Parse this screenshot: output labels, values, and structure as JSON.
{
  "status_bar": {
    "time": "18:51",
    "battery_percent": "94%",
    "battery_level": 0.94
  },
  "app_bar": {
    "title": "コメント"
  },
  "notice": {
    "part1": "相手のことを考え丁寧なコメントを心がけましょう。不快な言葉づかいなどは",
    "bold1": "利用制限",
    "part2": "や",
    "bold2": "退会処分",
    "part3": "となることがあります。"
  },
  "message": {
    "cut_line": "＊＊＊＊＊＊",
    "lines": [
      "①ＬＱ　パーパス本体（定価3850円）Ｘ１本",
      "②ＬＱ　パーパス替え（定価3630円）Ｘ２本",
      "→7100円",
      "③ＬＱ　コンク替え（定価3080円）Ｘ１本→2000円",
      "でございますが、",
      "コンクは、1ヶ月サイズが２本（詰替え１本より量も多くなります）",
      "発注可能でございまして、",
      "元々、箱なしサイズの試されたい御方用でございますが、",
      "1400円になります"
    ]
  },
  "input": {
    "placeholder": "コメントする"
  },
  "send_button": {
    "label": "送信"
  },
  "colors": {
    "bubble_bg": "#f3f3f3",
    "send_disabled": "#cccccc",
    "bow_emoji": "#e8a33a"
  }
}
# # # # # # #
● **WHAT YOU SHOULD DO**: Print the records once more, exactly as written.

● **TASK ANSWER**:
Parse this screenshot: output labels, values, and structure as JSON.
{
  "status_bar": {
    "time": "18:51",
    "battery_percent": "94%",
    "battery_level": 0.94
  },
  "app_bar": {
    "title": "コメント"
  },
  "notice": {
    "part1": "相手のことを考え丁寧なコメントを心がけましょう。不快な言葉づかいなどは",
    "bold1": "利用制限",
    "part2": "や",
    "bold2": "退会処分",
    "part3": "となることがあります。"
  },
  "message": {
    "cut_line": "＊＊＊＊＊＊",
    "lines": [
      "①ＬＱ　パーパス本体（定価3850円）Ｘ１本",
      "②ＬＱ　パーパス替え（定価3630円）Ｘ２本",
      "→7100円",
      "③ＬＱ　コンク替え（定価3080円）Ｘ１本→2000円",
      "でございますが、",
      "コンクは、1ヶ月サイズが２本（詰替え１本より量も多くなります）",
      "発注可能でございまして、",
      "元々、箱なしサイズの試されたい御方用でございますが、",
      "1400円になります"
    ]
  },
  "input": {
    "placeholder": "コメントする"
  },
  "send_button": {
    "label": "送信"
  },
  "colors": {
    "bubble_bg": "#f3f3f3",
    "send_disabled": "#cccccc",
    "bow_emoji": "#e8a33a"
  }
}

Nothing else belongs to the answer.